It is important to realize that spelling was not standardized or consistent in many ancient manuscripts. I came across a good example recently from 1QIsaiah(a)--The Great Isaiah Scroll. The Hebrew adverb for "very" is spelled three different ways in the manuscript: מואד in 16:6; 56:12; מאדה in 31:1; and מואדה in 47:6, 9; 52:13; 64:8, 11. These were all apparently written by the same scribe (though there is some debate) within a relatively short period of time. There also do not appear to be any obvious patterns, since the different spellings are scattered about the manuscript, so this example does not support the assertion that the spelling drastically changes in the second part of the manuscript. There are many such cases, even some with more variants (Kutscher Language and Background of the Isaiah Scroll 166-7, lists, for instance, ראש-רואש-ראוש-רוש and זות-זואת-זאות-זאת, among others). We should not necessarily expect to find, therefore, consistent orthography in biblical manuscripts.

Wednesday, March 28, 2012

Demons, Tribulation, Commands, or Incomprehensible Utterances?

Despite the somewhat provocative title, this is not a post about modern Pentecostal practices! :) Rather, it is about a certain orthographic variation I noticed in reading Isaiah 28:10, 13 in the Great Isaiah Scroll. In these verses, the MT has a very difficult series of repetitive expressions. The first is written ץו tsav, and many associate it with the root meaning "command." But the Isaiah Scroll reads ץי tsi, which may mean either "demon" or "ship." The LXX has θλιψιν "tribulation," apparently reading ץר tsar. All of these readings look remarkably similar, as seen in the letter combinations taken from the Isaiah Scroll below:

What does all this mean? The MT reading is likely to have given rise to the other two, but this just goes to show that semantic confusion can often be reflected in textual confusion. There can be little doubt that in the Second Temple period this phrase was just as incomprehensible as it is to us today!

Tuesday, March 27, 2012

Revelation and the LXX
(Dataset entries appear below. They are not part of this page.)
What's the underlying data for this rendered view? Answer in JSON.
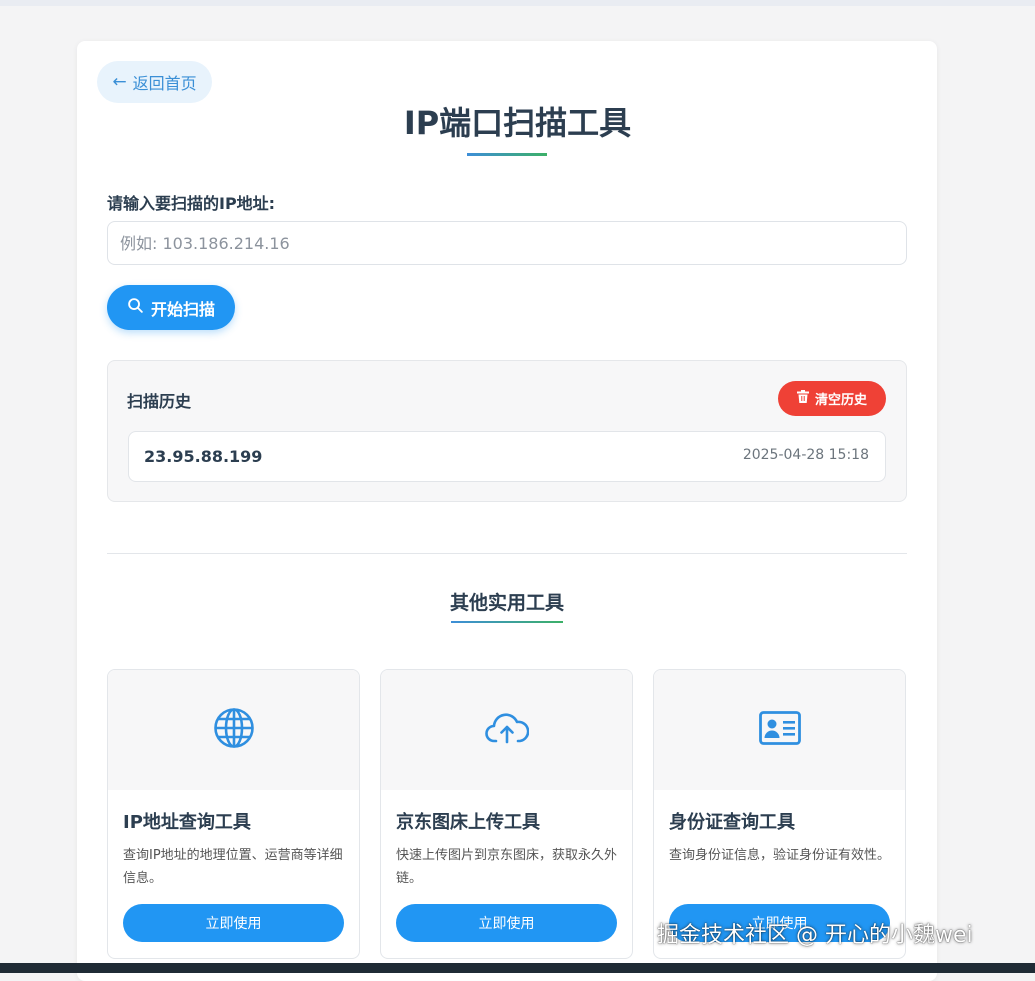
{
  "header": {
    "back_label": "返回首页",
    "title": "IP端口扫描工具"
  },
  "scan_form": {
    "label": "请输入要扫描的IP地址:",
    "value": "",
    "placeholder": "例如: 103.186.214.16",
    "button_label": "开始扫描"
  },
  "history": {
    "title": "扫描历史",
    "clear_label": "清空历史",
    "items": [
      {
        "ip": "23.95.88.199",
        "time": "2025-04-28 15:18"
      }
    ]
  },
  "other_tools": {
    "title": "其他实用工具",
    "tools": [
      {
        "icon": "globe-icon",
        "name": "IP地址查询工具",
        "desc": "查询IP地址的地理位置、运营商等详细信息。",
        "button": "立即使用"
      },
      {
        "icon": "cloud-upload-icon",
        "name": "京东图床上传工具",
        "desc": "快速上传图片到京东图床，获取永久外链。",
        "button": "立即使用"
      },
      {
        "icon": "id-card-icon",
        "name": "身份证查询工具",
        "desc": "查询身份证信息，验证身份证有效性。",
        "button": "立即使用"
      }
    ]
  },
  "watermark": "掘金技术社区 @ 开心的小魏wei",
  "colors": {
    "primary": "#2196f3",
    "danger": "#ef4136",
    "accent_green": "#3cb067",
    "text": "#2c3e50"
  }
}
I just read a good article by Juan Hernández on the text of the LXX in allusions in Revelation,  "Recensional Activity and the Transmission of the Septuagint in John's Apocalypse: Codex Sinaiticus and Other Witnesses", in Die Johannesoffenbarung: Ihr Text und ihre Auslegung (eds. Michael Labahn and Martin Karrer; Leipzig: Evangelische Verlagsanstalt, 2012). Juan argues that (with a few minor exceptions), the allusions in Revelation do not appear to have been made to conform to the Old Greek. Instead, the initial text of the Apocalypse is at times good evidence for the existence of precursor texts to the later Greek revisions of the LXX (Aquila, Symmachus, Theodotion). The most interesting example? Revelation 15:3 may provide the earliest evidence for a longer Greek text (parallel to the MT) including Jeremiah 10:7 (not in the Old Greek).

Friday, March 23, 2012

Upgrade Chapter Submitted!

I finally submitted the upgrade chapter for my Ph.D. progress review! Hopefully the reader will be gentle and have some helpful feedback. I will have a progress review panel in May, and then I'm home free! Except for the dissertation... :)

Thursday, March 22, 2012

Online Book on Arabic Codicology

I recently found an interesting book on Arabic codicology online here. Adam Gacek, Arabic Manuscripts: a Vademecum for Readers (Handbook of Oriental Studies, Section 1, The Near and Middle East, volume 98). It looks quite helpful for those interested in Arabic manuscripts.

Thursday, March 1, 2012

The 2nd St. Andrews Graduate Conference for Biblical and Early Christian Studies

St. Andrews will be hosting a graduate biblical studies conference on 8-9 June 2012 on the theme "Manuscripts and their texts: perspectives on textual criticism." They are accepting paper proposals now. It promises to be an interesting conference! See you there!